* Instructions to follow:
Find the lines below in which the string "accel" occurs. Copy each one.

* Interface dataset entries:

=-=-=-=-=

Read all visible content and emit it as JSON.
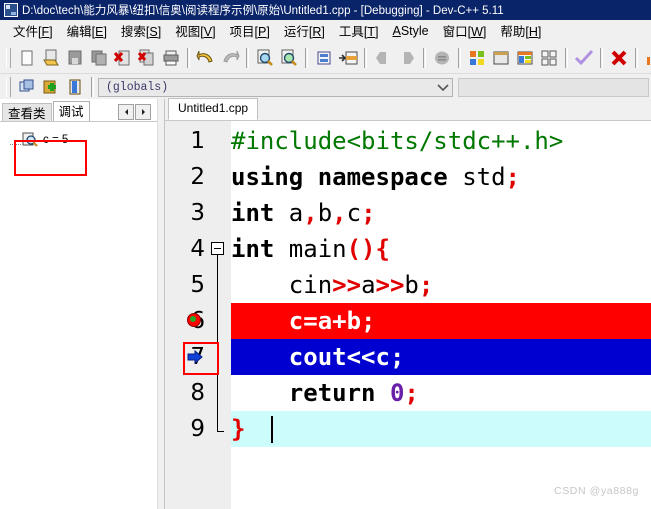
{
  "window": {
    "title": "D:\\doc\\tech\\能力风暴\\纽扣\\信奥\\阅读程序示例\\原始\\Untitled1.cpp - [Debugging] - Dev-C++ 5.11",
    "app_icon": "devcpp-icon"
  },
  "menubar": {
    "items": [
      {
        "label": "文件",
        "accel": "F"
      },
      {
        "label": "编辑",
        "accel": "E"
      },
      {
        "label": "搜索",
        "accel": "S"
      },
      {
        "label": "视图",
        "accel": "V"
      },
      {
        "label": "项目",
        "accel": "P"
      },
      {
        "label": "运行",
        "accel": "R"
      },
      {
        "label": "工具",
        "accel": "T"
      },
      {
        "label": "AStyle",
        "accel": "A"
      },
      {
        "label": "窗口",
        "accel": "W"
      },
      {
        "label": "帮助",
        "accel": "H"
      }
    ]
  },
  "toolbar_main": {
    "icons": [
      "new-file-icon",
      "open-file-icon",
      "save-file-icon",
      "save-all-icon",
      "close-file-icon",
      "close-all-icon",
      "print-icon",
      "undo-icon",
      "redo-icon",
      "find-icon",
      "replace-icon",
      "goto-line-icon",
      "goto-function-icon",
      "back-icon",
      "forward-icon",
      "toggle-icon",
      "compile-icon",
      "run-icon",
      "compile-run-icon",
      "rebuild-icon",
      "check-syntax-icon",
      "stop-execution-icon",
      "profile-icon",
      "debug-icon"
    ]
  },
  "toolbar_secondary": {
    "icons": [
      "project-icon",
      "add-item-icon",
      "class-browser-icon"
    ],
    "scope_combo": {
      "value": "(globals)",
      "arrow_icon": "chevron-down-icon"
    }
  },
  "left_panel": {
    "tabs": [
      {
        "label": "查看类",
        "active": false
      },
      {
        "label": "调试",
        "active": true
      }
    ],
    "spin_buttons": [
      "scroll-left-icon",
      "scroll-right-icon"
    ],
    "watch": {
      "icon": "watch-inspect-icon",
      "expression": "c = 5",
      "highlight_color": "#ff0000"
    }
  },
  "editor": {
    "tabs": [
      {
        "label": "Untitled1.cpp",
        "active": true
      }
    ],
    "gutter": {
      "fold_start_line": 4,
      "fold_end_line": 9,
      "breakpoint_line": 6,
      "current_line_marker": 7,
      "current_line_marker_icon": "execution-arrow-icon",
      "highlight_box_line": 7,
      "highlight_box_color": "#ff0000"
    },
    "lines": [
      {
        "num": "1",
        "highlight": "none",
        "tokens": [
          {
            "t": "#include<bits/stdc++.h>",
            "c": "inc"
          }
        ]
      },
      {
        "num": "2",
        "highlight": "none",
        "tokens": [
          {
            "t": "using namespace",
            "c": "k"
          },
          {
            "t": " std",
            "c": "pl"
          },
          {
            "t": ";",
            "c": "pun"
          }
        ]
      },
      {
        "num": "3",
        "highlight": "none",
        "tokens": [
          {
            "t": "int",
            "c": "k"
          },
          {
            "t": " a",
            "c": "pl"
          },
          {
            "t": ",",
            "c": "pun"
          },
          {
            "t": "b",
            "c": "pl"
          },
          {
            "t": ",",
            "c": "pun"
          },
          {
            "t": "c",
            "c": "pl"
          },
          {
            "t": ";",
            "c": "pun"
          }
        ]
      },
      {
        "num": "4",
        "highlight": "none",
        "tokens": [
          {
            "t": "int",
            "c": "k"
          },
          {
            "t": " main",
            "c": "pl"
          },
          {
            "t": "(){",
            "c": "pun"
          }
        ]
      },
      {
        "num": "5",
        "highlight": "none",
        "tokens": [
          {
            "t": "    cin",
            "c": "pl"
          },
          {
            "t": ">>",
            "c": "pun"
          },
          {
            "t": "a",
            "c": "pl"
          },
          {
            "t": ">>",
            "c": "pun"
          },
          {
            "t": "b",
            "c": "pl"
          },
          {
            "t": ";",
            "c": "pun"
          }
        ]
      },
      {
        "num": "6",
        "highlight": "red",
        "tokens": [
          {
            "t": "    c=a+b;",
            "c": "wht"
          }
        ]
      },
      {
        "num": "7",
        "highlight": "blue",
        "tokens": [
          {
            "t": "    cout<<c;",
            "c": "wht"
          }
        ]
      },
      {
        "num": "8",
        "highlight": "none",
        "tokens": [
          {
            "t": "    return",
            "c": "k"
          },
          {
            "t": " ",
            "c": "pl"
          },
          {
            "t": "0",
            "c": "num"
          },
          {
            "t": ";",
            "c": "pun"
          }
        ]
      },
      {
        "num": "9",
        "highlight": "cyan",
        "tokens": [
          {
            "t": "}",
            "c": "pun"
          }
        ]
      }
    ]
  },
  "watermark": {
    "text": "CSDN @ya888g"
  }
}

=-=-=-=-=

* The answer:
        "accel": "F"
        "accel": "E"
        "accel": "S"
        "accel": "V"
        "accel": "P"
        "accel": "R"
        "accel": "T"
        "accel": "A"
        "accel": "W"
        "accel": "H"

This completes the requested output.